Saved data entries
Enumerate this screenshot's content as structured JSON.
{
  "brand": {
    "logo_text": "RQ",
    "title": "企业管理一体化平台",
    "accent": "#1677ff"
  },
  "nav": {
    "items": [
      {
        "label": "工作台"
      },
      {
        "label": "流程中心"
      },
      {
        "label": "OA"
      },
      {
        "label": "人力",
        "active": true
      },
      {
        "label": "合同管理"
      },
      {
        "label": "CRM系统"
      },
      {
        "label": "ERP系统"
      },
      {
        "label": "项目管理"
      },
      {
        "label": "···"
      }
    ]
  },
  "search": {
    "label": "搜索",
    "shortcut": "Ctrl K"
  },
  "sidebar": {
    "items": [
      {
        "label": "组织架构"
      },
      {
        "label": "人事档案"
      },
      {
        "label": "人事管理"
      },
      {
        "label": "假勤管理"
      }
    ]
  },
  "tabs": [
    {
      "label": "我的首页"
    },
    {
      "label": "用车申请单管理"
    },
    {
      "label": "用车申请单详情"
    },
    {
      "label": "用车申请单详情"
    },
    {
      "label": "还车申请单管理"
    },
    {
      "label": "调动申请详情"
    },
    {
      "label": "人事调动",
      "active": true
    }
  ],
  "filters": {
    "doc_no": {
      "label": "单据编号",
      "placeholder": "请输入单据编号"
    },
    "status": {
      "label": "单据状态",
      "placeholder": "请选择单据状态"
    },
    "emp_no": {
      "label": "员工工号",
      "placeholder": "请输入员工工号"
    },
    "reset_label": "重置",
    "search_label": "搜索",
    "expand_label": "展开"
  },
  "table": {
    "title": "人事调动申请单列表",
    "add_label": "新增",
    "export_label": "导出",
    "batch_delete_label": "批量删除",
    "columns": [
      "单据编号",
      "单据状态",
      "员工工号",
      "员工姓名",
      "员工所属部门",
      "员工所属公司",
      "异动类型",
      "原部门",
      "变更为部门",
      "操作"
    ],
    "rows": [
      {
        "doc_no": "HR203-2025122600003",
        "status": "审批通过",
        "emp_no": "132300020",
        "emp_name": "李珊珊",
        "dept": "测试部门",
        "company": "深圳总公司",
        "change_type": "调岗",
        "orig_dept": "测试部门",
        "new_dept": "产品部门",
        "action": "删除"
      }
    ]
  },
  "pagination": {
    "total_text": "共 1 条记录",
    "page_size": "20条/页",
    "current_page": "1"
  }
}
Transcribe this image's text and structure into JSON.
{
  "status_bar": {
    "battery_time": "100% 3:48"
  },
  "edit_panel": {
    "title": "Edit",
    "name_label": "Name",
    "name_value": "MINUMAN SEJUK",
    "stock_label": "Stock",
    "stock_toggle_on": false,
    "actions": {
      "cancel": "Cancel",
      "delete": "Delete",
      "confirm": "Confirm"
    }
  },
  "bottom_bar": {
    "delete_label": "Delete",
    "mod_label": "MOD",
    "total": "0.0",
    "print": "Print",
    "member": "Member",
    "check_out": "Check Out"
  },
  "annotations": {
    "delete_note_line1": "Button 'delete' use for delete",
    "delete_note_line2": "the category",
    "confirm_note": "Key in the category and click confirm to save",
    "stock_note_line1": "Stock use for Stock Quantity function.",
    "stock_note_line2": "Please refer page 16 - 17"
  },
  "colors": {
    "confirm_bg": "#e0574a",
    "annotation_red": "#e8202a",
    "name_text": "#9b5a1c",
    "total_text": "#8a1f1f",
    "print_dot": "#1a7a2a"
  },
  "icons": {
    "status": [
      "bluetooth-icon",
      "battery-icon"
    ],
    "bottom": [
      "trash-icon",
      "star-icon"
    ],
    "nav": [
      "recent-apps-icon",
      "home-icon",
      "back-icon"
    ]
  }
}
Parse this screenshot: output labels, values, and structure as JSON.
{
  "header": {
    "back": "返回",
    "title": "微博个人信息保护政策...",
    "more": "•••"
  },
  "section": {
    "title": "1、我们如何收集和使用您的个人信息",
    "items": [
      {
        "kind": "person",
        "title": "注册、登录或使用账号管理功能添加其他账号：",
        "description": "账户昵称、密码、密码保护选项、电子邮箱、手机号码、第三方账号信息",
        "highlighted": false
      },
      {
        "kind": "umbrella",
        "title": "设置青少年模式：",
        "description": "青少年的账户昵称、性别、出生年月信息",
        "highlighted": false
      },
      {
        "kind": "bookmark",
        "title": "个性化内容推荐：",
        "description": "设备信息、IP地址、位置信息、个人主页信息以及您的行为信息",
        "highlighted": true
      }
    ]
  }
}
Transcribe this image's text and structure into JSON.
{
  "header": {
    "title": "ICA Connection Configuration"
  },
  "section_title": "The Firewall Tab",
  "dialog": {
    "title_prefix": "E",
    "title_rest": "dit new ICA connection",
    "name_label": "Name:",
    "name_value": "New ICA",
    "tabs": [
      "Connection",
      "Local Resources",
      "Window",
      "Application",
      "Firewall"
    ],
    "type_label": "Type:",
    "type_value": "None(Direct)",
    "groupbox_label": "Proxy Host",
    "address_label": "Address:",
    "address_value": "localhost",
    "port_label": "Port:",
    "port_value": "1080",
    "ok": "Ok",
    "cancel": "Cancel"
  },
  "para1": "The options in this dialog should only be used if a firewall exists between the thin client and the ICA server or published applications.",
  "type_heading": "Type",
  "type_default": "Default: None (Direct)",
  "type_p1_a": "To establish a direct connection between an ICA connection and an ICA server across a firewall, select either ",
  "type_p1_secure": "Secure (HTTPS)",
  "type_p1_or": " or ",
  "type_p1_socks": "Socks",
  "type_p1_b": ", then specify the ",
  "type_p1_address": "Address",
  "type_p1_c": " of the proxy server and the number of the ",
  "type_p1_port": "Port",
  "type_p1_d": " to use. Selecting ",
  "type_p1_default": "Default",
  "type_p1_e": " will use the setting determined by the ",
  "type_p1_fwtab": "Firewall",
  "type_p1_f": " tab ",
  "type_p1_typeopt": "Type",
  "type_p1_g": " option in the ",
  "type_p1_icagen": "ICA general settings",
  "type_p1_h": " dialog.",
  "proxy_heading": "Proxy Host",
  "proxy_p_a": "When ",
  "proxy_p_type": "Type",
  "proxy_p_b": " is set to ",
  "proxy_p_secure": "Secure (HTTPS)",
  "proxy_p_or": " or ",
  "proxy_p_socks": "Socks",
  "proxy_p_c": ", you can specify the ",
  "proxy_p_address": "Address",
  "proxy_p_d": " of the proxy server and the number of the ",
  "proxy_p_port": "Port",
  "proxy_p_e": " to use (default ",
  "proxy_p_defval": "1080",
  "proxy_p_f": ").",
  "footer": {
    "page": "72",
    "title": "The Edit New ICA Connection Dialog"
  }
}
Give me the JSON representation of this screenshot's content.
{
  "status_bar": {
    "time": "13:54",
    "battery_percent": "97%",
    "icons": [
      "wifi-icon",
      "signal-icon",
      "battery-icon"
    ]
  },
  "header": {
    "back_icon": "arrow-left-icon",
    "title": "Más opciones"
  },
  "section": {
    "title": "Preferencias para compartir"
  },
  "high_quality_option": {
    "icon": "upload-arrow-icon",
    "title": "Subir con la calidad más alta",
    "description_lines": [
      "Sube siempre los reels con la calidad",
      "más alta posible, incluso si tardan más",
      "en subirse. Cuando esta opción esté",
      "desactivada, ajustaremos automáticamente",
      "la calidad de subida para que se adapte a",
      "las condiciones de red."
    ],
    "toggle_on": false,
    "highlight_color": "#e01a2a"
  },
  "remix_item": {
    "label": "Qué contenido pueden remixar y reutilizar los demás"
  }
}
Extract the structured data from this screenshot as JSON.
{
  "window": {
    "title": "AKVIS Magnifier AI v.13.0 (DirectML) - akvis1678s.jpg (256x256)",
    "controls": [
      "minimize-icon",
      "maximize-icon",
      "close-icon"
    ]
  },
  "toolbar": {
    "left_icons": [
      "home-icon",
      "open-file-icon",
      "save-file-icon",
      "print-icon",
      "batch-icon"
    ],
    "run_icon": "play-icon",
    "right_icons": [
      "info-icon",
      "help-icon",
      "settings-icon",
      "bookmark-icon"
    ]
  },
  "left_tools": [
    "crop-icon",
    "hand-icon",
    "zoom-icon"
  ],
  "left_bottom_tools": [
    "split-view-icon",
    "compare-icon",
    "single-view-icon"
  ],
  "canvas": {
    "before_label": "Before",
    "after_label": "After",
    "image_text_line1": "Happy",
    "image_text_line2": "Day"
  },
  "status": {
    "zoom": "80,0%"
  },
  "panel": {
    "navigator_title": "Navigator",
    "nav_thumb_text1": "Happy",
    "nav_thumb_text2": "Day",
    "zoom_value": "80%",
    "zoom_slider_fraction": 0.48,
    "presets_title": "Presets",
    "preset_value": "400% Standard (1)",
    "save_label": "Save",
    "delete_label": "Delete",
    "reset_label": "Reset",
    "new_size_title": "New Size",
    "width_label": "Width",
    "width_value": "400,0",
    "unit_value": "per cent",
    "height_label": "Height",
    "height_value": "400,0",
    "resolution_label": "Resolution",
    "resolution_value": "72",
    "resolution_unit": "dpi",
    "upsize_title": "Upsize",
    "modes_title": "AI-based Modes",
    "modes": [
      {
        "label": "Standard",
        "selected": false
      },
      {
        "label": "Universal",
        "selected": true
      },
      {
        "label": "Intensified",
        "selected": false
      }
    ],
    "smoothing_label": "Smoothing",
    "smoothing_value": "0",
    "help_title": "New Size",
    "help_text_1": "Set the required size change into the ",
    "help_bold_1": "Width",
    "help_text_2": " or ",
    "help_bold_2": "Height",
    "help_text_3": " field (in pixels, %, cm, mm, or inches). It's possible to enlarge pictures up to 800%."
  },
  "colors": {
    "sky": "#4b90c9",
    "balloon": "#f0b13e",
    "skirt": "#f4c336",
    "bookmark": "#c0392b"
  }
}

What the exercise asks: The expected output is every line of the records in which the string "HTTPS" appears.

Exercise response:
  "type_p1_secure": "Secure (HTTPS)",
  "proxy_p_secure": "Secure (HTTPS)",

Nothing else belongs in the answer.